--- Work to be completed ---
Below are some records; copy each line in them that contains "your".

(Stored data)
--

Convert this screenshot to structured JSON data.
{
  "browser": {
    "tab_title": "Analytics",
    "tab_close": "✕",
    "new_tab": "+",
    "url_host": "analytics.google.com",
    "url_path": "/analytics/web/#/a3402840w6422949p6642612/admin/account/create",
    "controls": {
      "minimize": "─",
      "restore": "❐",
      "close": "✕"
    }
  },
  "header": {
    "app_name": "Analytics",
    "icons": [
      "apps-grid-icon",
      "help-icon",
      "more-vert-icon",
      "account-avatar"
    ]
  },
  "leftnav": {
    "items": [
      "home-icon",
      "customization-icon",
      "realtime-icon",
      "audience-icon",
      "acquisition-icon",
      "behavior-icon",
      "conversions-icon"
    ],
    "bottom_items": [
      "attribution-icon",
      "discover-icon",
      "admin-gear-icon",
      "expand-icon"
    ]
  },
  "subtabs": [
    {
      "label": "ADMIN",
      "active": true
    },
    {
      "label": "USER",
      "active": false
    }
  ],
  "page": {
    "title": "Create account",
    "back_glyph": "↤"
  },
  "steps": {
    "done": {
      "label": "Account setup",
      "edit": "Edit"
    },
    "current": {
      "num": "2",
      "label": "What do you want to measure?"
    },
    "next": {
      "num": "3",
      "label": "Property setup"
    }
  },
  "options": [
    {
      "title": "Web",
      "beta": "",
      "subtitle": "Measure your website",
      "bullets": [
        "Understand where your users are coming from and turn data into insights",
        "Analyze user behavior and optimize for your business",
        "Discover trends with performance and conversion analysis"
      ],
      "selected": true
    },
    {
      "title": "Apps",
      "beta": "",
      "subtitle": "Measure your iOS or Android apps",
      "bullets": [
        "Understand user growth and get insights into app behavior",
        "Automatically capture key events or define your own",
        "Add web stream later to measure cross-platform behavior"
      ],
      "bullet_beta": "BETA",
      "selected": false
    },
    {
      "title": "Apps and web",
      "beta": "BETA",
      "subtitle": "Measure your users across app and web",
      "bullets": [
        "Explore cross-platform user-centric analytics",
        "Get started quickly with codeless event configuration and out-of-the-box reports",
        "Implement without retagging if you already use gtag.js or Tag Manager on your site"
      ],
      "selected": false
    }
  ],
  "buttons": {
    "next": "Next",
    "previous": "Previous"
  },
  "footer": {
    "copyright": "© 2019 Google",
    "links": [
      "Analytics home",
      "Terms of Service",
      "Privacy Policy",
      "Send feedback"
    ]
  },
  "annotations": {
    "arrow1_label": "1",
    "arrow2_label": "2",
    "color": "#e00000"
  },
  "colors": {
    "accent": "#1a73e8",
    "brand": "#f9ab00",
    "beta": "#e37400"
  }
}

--

--- Written solution ---
      "subtitle": "Measure your website",
        "Understand where your users are coming from and turn data into insights",
        "Analyze user behavior and optimize for your business",
      "subtitle": "Measure your iOS or Android apps",
        "Automatically capture key events or define your own",
      "subtitle": "Measure your users across app and web",
        "Implement without retagging if you already use gtag.js or Tag Manager on your site"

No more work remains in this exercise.